Co-starring with Hill is the delightful Belinda Lee who was a busy up-and-rising star at the time. She made a number of British films before moving to Rome to focus on Italian pictures. Unfortunately, her life was cut short when she died in a car accident at the age of 25. 

Also in the cast is David Kossoff as the ringleader of the Iron Curtain group. Kossoff later appeared in one of our favorite Disney spy films The London Connection as Professor Buchinski. What makes Who Done It? so fun to watch is all of the familiar character actors who make brief appearances. These characters include Thorley Walters, Ernest Thesinger, Irene Handl, Arthur Lowe, Terence Alexander, Glyn Houston, and the always entertaining Nicholas Phipps, who was wasted in such a small part. 

While Who Done It? may not appeal to some due to its broad humor, it's a pleasant way to spend a rainy afternoon and get a few laughs. And, if you are one of the many Benny Hill fans, you'd be pleased to see him in his first screen appearance. 

Saturday, April 13, 2024

Film Albums: Peter Sellers and Sophia Loren (1960)

This month's featured film album is a departure from the usual soundtrack LP and features two popular stars of the 1960s - Peter Sellers and Sophia Loren - joining forces for a rollicking good time on a self-titled album.
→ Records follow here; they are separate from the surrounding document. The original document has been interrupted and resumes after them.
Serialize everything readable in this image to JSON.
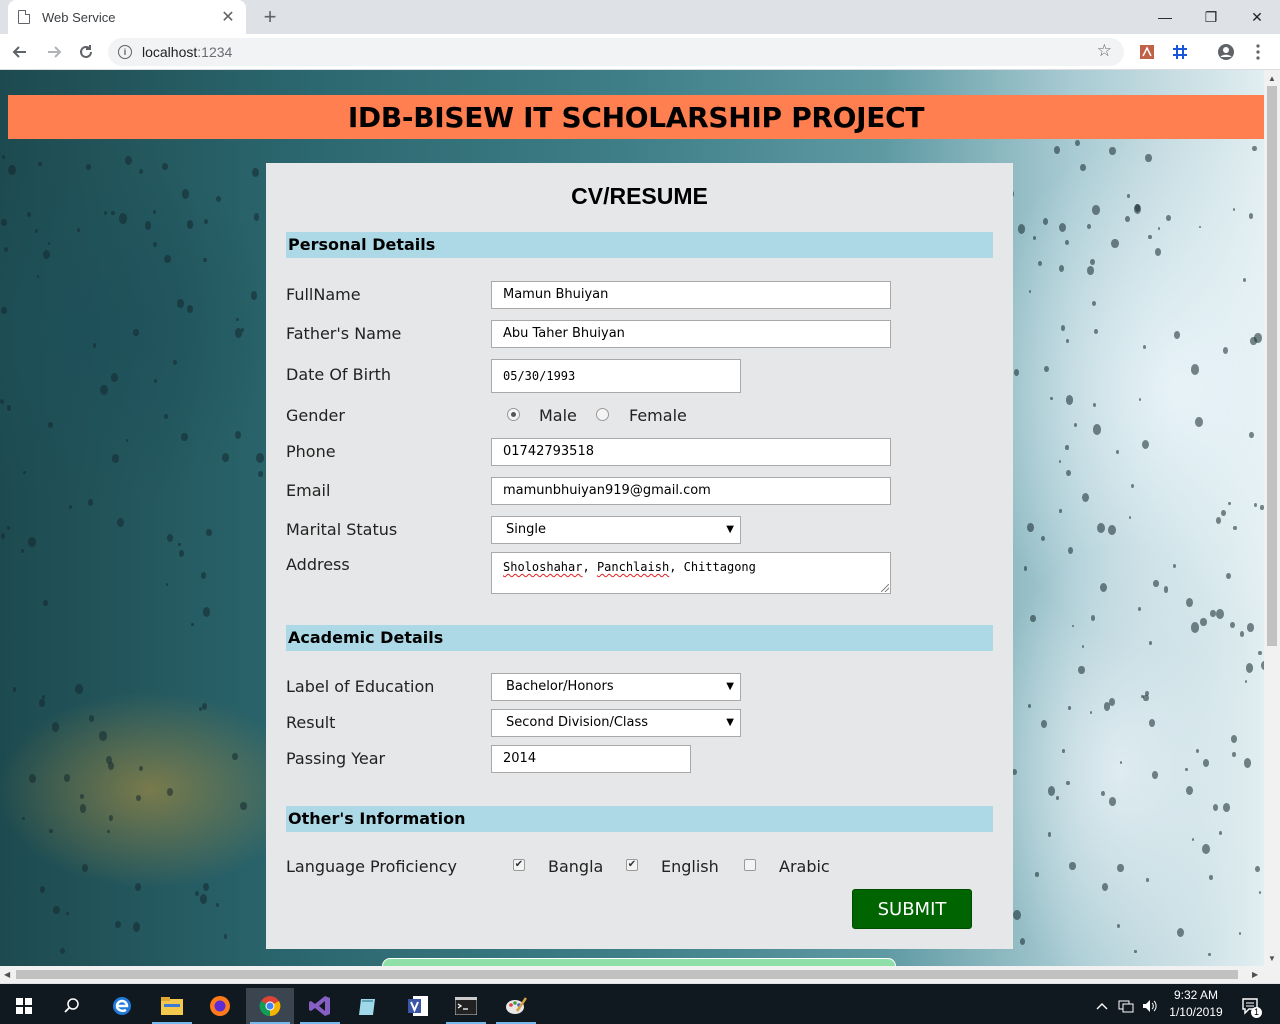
{
  "browser": {
    "tab_title": "Web Service",
    "tab_close": "✕",
    "new_tab": "+",
    "url_host": "localhost",
    "url_port": ":1234",
    "window_controls": {
      "minimize": "—",
      "restore": "❐",
      "close": "✕"
    }
  },
  "page": {
    "banner_title": "IDB-BISEW IT SCHOLARSHIP PROJECT",
    "form_title": "CV/RESUME",
    "sections": {
      "personal": "Personal Details",
      "academic": "Academic Details",
      "other": "Other's Information"
    },
    "personal": {
      "fullname_label": "FullName",
      "fullname_value": "Mamun Bhuiyan",
      "father_label": "Father's Name",
      "father_value": "Abu Taher Bhuiyan",
      "dob_label": "Date Of Birth",
      "dob_value": "05/30/1993",
      "gender_label": "Gender",
      "gender_options": [
        "Male",
        "Female"
      ],
      "gender_selected": "Male",
      "phone_label": "Phone",
      "phone_value": "01742793518",
      "email_label": "Email",
      "email_value": "mamunbhuiyan919@gmail.com",
      "marital_label": "Marital Status",
      "marital_value": "Single",
      "address_label": "Address",
      "address_parts": [
        "Sholoshahar",
        ", ",
        "Panchlaish",
        ", Chittagong"
      ]
    },
    "academic": {
      "education_label": "Label of Education",
      "education_value": "Bachelor/Honors",
      "result_label": "Result",
      "result_value": "Second Division/Class",
      "passing_label": "Passing Year",
      "passing_value": "2014"
    },
    "other": {
      "language_label": "Language Proficiency",
      "languages": [
        {
          "name": "Bangla",
          "checked": true
        },
        {
          "name": "English",
          "checked": true
        },
        {
          "name": "Arabic",
          "checked": false
        }
      ]
    },
    "submit_label": "SUBMIT"
  },
  "taskbar": {
    "time": "9:32 AM",
    "date": "1/10/2019",
    "notification_count": "1"
  },
  "colors": {
    "banner": "#ff7f50",
    "section_bar": "#add8e6",
    "submit": "#006400",
    "card": "#e6e7e8"
  }
}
Peter displays his ability to change his voice for various characters on some comedic tracks and the remaining pieces are musical numbers performed as duets or just by Ms. Loren herself.
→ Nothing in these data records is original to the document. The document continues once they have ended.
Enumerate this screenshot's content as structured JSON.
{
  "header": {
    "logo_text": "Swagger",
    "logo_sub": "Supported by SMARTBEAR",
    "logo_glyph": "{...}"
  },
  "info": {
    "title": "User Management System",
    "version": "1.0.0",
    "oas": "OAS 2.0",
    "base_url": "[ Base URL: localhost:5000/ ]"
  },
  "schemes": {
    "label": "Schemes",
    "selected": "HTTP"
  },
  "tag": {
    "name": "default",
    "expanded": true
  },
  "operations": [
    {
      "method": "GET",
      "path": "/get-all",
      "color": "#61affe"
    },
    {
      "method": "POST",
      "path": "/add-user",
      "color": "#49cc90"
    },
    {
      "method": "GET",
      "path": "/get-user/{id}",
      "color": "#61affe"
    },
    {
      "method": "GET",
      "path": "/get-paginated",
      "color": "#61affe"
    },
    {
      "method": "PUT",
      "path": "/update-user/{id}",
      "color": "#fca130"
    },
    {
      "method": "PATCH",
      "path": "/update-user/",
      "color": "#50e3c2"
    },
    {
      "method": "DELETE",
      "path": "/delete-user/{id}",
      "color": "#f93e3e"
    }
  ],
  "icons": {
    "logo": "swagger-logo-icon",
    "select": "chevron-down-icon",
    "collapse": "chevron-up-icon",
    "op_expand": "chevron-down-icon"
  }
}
Sophia Loren had a charming singing voice with a heavy Italian accent. Her "Americano" number from It Started in Naples (1960) is probably her most famous song, but she also did the wonderful "Soldi, Soldi, Soldi" from Boccaccio 70 (1962) which I think was her best. On this album, she performs "Zoo Be Zoo Be Zoo" and "I Fell in Love with an Englishman" with Peter Sellers contributing some funny commentary. But don't think he can't sing! For the "Fare Thee Well" number, you'll hear that he has a surprisingly pleasant voice. 
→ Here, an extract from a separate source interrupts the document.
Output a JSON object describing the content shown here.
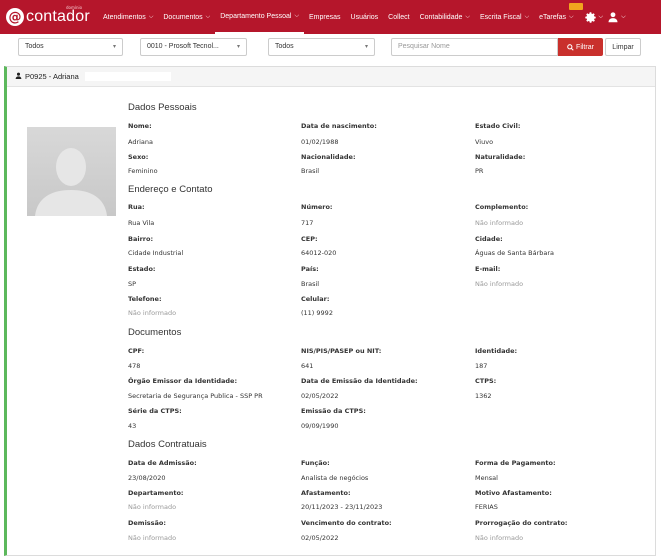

This album probably sold a good number of copies on its release because it features the song "Goodness Gracious Me!" which reached into the Top 5 in the UK. This comedy novelty number was conceived by George Martin, the Beatle's producer, as a nod to The Millionairess and told the story of an Italian woman visiting an Indian doctor to tell him about her heart going "boom boody-boom boody-boom boody-boom" and eventually causing his heart to do the same! 

The wonderful Ron Goodwin and his Orchestra provided the music for this LP which was released by Angel Records (33910). 

Click here to listen to Goodness Gracious Me! on Youtube. (You can also find all of the other songs online)


Track Listing


Side One:

Goodness Gracious Me

"Smith"

Zoo Be Zoo Be Zoo


Side Two:

Oh, Lady be Good!

To Keep My Love Alive

Why Worry?

Grandpa's Grave

I Fell in Love with an Englishman

Fare Thee Well

Top Picks: Goodness Gracious Me, Fare Thee Well, Why Worry? Zoo be Zoo be Zoo

Saturday, April 6, 2024

From the Archives: Hazel (1962)

              


Caught in the act! Oh, Mr. B... you should be ashamed of yourself. Hazel caught you raiding the refrigerator again - and after you swore that you were going to stick with your diet! Tsk, tsk, tsk. 

From the Archives is our latest series of posts where we share photos from the Silverbanks Pictures collection. Some of these may have been sold in the past, and others may still be available for purchase at our eBay store: http://stores.ebay.com/Silverbanks-Pictures